Managing quality in the delivery chain

Managing quality in the delivery chain

Today, the food supply chain starts well before seeds are even planted in the ground.

Produce farmers have changed the way they work forever.

Food cold chain technologies, such as computer vision, artificial intelligence, and data analysis are tracking fresh produce all the way from the farm to store shelves in an effort to reduce food waste.

“We have to predict literally a year in advance what our needs are going to be because we contract all of our lettuce”.

Thee moment a strawberry is picked in the field, it begins to decay. From there, it’s a race to deliver it fresh to the consumer. This was easier a few generations ago when most people worked in agriculture and lived close to where their food was produced. Distributing food today is more complex as consumers increasingly rely on supermarkets.

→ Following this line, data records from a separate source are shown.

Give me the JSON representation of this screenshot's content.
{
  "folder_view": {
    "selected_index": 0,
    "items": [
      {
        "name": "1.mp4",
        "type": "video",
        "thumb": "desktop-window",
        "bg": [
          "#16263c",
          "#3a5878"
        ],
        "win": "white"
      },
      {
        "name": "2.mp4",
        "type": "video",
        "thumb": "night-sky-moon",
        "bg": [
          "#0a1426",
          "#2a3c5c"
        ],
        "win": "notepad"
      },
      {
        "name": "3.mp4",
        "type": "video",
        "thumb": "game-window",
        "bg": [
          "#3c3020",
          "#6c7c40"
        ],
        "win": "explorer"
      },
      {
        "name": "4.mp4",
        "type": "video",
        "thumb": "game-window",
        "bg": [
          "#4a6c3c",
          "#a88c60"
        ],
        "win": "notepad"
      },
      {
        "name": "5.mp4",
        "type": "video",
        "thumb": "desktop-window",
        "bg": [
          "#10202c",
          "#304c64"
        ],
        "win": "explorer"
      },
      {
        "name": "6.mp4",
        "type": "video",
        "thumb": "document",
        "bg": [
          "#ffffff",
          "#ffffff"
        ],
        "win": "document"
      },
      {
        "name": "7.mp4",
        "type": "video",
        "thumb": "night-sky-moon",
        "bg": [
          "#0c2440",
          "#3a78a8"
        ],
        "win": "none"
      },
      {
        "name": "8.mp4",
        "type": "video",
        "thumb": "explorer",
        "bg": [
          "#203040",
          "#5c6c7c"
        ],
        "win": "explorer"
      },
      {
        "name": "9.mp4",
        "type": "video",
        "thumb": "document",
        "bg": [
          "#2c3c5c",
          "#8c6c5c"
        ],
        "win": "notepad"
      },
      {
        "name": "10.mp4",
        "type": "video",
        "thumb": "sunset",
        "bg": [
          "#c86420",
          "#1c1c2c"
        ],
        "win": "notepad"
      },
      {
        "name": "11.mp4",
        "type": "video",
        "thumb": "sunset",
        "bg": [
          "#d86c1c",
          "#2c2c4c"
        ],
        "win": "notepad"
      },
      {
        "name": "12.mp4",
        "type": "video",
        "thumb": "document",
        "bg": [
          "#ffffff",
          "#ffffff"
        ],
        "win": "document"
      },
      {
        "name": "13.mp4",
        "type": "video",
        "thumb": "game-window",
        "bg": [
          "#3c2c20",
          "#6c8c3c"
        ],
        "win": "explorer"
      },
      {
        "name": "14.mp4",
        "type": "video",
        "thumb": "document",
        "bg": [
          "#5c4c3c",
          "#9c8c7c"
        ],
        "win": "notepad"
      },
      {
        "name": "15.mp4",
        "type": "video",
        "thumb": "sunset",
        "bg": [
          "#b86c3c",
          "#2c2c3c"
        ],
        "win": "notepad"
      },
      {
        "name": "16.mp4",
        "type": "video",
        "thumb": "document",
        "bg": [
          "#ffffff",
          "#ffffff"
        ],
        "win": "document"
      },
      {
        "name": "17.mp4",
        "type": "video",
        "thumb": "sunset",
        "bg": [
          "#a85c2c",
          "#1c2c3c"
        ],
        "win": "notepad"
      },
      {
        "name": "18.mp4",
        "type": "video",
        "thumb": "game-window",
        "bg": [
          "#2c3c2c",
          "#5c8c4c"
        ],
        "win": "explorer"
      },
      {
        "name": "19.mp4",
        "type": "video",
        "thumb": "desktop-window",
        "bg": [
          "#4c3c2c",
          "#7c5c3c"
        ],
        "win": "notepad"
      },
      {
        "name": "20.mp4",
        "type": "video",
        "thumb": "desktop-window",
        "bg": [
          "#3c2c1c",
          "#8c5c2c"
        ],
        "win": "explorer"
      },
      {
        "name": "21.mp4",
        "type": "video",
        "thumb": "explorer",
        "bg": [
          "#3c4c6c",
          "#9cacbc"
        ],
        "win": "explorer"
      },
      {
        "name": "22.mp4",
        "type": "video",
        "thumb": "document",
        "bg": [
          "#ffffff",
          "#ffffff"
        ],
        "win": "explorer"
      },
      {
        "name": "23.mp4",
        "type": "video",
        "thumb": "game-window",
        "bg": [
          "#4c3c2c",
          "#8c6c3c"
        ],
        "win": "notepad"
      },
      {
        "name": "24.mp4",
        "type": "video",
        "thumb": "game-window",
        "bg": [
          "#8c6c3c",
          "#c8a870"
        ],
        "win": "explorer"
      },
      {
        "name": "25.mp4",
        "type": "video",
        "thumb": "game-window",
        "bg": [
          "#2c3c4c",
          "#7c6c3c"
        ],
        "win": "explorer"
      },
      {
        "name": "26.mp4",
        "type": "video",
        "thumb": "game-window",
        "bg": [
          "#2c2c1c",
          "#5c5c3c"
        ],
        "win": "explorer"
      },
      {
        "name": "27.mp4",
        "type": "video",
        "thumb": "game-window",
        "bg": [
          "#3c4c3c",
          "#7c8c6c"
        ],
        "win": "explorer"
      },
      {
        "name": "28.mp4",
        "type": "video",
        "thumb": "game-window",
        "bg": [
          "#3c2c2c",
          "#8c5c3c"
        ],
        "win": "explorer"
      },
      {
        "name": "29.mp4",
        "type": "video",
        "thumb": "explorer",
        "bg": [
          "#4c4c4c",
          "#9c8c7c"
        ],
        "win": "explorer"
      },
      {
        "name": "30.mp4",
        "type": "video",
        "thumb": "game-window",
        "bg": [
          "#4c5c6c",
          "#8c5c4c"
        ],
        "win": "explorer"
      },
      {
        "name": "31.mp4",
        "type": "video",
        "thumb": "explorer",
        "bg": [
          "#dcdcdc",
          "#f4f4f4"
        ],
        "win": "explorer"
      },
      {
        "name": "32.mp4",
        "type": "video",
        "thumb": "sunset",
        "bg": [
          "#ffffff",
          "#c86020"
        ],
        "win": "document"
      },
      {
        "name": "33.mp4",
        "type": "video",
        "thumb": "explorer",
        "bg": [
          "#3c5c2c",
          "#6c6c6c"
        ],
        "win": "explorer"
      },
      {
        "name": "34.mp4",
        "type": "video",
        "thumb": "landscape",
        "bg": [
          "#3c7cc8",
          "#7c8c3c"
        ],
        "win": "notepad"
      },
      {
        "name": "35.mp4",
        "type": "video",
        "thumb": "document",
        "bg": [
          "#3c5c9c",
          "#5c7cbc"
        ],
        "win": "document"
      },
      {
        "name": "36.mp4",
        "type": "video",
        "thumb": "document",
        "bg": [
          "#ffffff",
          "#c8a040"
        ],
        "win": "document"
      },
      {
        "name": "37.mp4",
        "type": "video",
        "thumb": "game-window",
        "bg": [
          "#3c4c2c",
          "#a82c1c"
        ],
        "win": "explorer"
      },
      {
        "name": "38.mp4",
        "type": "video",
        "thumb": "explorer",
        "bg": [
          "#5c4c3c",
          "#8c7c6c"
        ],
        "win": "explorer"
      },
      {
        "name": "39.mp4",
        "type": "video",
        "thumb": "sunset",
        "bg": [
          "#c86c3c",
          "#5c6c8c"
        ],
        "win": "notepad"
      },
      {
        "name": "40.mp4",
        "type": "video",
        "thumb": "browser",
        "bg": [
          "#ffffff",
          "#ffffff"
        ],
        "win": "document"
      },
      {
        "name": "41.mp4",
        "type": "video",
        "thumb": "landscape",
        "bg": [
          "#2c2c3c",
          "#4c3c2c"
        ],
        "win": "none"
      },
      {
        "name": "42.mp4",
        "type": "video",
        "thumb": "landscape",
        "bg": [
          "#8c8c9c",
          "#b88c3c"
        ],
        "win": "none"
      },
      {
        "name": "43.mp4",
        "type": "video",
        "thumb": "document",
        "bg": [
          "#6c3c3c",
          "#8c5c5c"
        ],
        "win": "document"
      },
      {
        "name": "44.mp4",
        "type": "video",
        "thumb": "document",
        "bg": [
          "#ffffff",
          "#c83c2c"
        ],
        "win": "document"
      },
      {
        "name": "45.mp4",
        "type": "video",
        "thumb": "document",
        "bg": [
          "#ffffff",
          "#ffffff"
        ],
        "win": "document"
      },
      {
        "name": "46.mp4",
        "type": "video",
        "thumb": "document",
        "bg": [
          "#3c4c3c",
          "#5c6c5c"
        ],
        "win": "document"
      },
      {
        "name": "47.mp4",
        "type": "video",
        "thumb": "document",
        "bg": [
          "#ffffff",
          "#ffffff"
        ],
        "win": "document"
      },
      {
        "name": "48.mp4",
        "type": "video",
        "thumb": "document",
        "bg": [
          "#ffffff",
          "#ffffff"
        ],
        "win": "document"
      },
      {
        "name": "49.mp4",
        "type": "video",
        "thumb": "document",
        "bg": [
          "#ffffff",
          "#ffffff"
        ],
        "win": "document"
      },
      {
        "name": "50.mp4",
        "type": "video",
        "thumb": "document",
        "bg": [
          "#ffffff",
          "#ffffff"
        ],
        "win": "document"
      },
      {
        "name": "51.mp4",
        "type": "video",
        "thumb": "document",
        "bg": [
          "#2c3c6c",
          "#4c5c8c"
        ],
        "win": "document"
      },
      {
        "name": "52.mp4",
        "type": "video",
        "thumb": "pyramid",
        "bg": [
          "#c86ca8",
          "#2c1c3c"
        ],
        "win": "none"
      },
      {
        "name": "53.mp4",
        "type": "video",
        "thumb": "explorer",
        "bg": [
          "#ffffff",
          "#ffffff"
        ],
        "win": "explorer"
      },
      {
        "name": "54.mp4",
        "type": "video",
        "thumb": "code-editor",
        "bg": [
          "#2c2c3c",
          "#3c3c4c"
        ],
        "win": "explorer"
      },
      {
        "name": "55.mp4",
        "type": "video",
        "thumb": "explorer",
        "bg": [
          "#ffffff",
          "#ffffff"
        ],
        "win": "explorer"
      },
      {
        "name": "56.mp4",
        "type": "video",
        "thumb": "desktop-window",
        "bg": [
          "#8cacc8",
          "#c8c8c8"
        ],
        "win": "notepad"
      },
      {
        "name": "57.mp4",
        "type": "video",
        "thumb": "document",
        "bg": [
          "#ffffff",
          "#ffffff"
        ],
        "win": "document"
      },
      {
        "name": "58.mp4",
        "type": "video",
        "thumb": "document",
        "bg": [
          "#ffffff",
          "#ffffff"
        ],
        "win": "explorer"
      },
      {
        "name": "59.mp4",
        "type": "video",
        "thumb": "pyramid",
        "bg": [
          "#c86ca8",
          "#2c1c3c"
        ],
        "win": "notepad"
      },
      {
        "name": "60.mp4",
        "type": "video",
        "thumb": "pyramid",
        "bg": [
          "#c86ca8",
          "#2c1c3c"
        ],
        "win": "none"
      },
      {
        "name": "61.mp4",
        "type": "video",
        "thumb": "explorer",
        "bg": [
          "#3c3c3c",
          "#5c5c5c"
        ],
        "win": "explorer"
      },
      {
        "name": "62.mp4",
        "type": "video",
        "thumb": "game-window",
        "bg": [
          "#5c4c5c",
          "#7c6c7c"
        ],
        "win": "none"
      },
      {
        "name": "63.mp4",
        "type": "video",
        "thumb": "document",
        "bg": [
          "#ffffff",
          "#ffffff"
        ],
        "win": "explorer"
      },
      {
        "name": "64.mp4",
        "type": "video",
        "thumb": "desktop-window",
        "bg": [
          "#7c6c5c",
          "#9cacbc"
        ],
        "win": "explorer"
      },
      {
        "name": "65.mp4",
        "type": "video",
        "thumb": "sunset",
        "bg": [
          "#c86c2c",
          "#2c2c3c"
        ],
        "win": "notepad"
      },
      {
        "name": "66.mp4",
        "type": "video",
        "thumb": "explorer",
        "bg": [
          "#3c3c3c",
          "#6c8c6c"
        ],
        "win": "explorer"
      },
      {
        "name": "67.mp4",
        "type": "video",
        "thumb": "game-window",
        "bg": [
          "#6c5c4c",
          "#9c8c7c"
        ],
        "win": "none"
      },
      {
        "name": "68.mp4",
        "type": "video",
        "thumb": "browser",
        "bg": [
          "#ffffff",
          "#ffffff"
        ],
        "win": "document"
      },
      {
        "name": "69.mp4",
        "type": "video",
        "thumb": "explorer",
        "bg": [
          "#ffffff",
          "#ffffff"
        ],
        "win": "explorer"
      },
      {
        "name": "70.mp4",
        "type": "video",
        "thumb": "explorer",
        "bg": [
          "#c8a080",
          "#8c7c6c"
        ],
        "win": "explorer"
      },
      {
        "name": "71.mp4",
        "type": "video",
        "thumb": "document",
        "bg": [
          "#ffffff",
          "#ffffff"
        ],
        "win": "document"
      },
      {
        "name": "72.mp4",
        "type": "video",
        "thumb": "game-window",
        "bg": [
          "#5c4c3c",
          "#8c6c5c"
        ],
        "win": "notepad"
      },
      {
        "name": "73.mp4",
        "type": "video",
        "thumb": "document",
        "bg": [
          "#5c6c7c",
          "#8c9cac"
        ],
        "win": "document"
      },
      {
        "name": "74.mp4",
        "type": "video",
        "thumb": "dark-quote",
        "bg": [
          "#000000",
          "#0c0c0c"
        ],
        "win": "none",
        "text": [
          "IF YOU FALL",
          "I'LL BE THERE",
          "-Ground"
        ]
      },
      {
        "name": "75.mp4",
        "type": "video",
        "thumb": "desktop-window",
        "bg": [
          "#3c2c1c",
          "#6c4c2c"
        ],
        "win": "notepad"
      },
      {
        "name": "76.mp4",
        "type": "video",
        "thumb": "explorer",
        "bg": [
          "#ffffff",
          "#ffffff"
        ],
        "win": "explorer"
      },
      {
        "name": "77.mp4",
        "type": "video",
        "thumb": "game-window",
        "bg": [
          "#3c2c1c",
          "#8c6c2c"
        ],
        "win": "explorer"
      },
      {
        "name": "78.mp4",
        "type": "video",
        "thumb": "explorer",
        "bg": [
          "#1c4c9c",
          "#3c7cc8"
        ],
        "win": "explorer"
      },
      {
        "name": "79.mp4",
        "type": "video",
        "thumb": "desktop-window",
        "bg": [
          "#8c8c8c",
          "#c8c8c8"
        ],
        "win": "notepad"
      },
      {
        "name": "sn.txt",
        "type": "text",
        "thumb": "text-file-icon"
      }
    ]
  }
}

Today, delivery of perishable food relies on what’s known as the food cold chain. is vastly complex dis- tribution of food from farm to fork relies on maximi- zing the quality and longevity of crops.

To this end, adding artificial intelligence, computer vision, and cloud computing to food inspections, trucking, and refrigeration is bringing greater efficiency to food logistics.

“The goal is pretty simple,” said Dan Hodgson, a partner with Linn Grove Ventures, a Fargo, North Dakota-based agricultural venture capital group. “The environment around that crop, whether it’s on a truck or a plane, has to be just right all through its journey — it’s in the journey where it gets complex.”

Yet keeping strawberries at the right temperature by monitoring humidity and air ow is only one problem. e fruit also needs to be delivered to the right markets in the right quantity on the right day.

Why food cold chains are hot

That’s where a smartphone app for food inspectors can help, according to AgShift, an agtech AI firm in Santa Clara, California. The company uses algorithms to assist with food inspection at different stages of distribution.

“Let’s say we’re looking at 20 strawberries,” said Miku Jha, CEO of AgShift. “Two different inspectors might come back with two different results. What the technology does is to help those inspectors make more objective observations.”

Photographing produce and sending the images to the Cloud for analysis allows AgShift to leverage computer vision and deep learning algorithms to assess the quality of produce each time it’s inspected on its journey.

“Digitization and automation really make an impact on efficiency,” Jha said.

More accurate inspections give sellers better insights into the shelf life and pricing of specific shipments of produce. Knowing the quality of each box of strawberries—and other perishables—serves as a baseline for the many kinds of decisions that are taken along the food cold chain.

Tech before planting

Put simply, today, the food supply chain starts well before seeds are even planted in the ground.

Produce farmers literally map out every inch of field with GPS technology, already knowing what factors could affect planned crops. “We have to predict literally a year in advance what our needs are going to be because we contract all of our lettuce and broccoli acreage,” said Bruce Taylor, CEO of Taylor Farms in Salinas, California.

The delivery chain process now relies on artificial intelligence, computer vision, cloud computing to food inspections and precision to deliver efficiently.

“If we lose a customer, we’ve got too much lettuce. If we gain customers too fast, we run short. And so it’s a huge planning exercise.”

Taylor said the process requires sufficient precision that the company plants its greatest volume of head lettuce a few months in advance of the biggest salad day of the year in the United States: Mother’s Day.

“It’s important we nail the harvest on that one,” said Taylor.

Taylor Farms is known for being an early adopter of technologies such as computer vision, cloud computing, and robotics in the eld, especially in its move toward automated harvesting.

Self-driving food distribution

Elsewhere in the industry, with the buzz of self-driving vehicles in the news, it’s easy to imagine the corners- tone of food distribution—trucking—could eventually become obsolete.

“It would be a wonderful thing,” said Steve Geraci, director of fleet operations at Certified Freight Logistics, a company that provides produce distribution for Costco in Santa Maria on the central Californian coast.

Furthermore, not only would driverless vehicles increase efficiency; they would also address labor shortages. “Recruiting drivers is such a nonstop issue for us because over-the-road trucking is a lifestyle and it’s not for everybody,” he said.

Geraci points to governmental policy decisions which mean it could take years before this happens. However, there’s a lot to be said for the advancements in the refrigeration units on Costco’s trailers.

“They have a lot of computing power,” he said. “They’re constantly monitoring the engine, the temperature, moisture, and the inflow and ouflow of the air circulating in the box.”

The information is then transmitted to the cloud. “It’s something we didn’t have five years ago,” Geraci said.


About the Author:

CEO Staff
error: Content is protected !!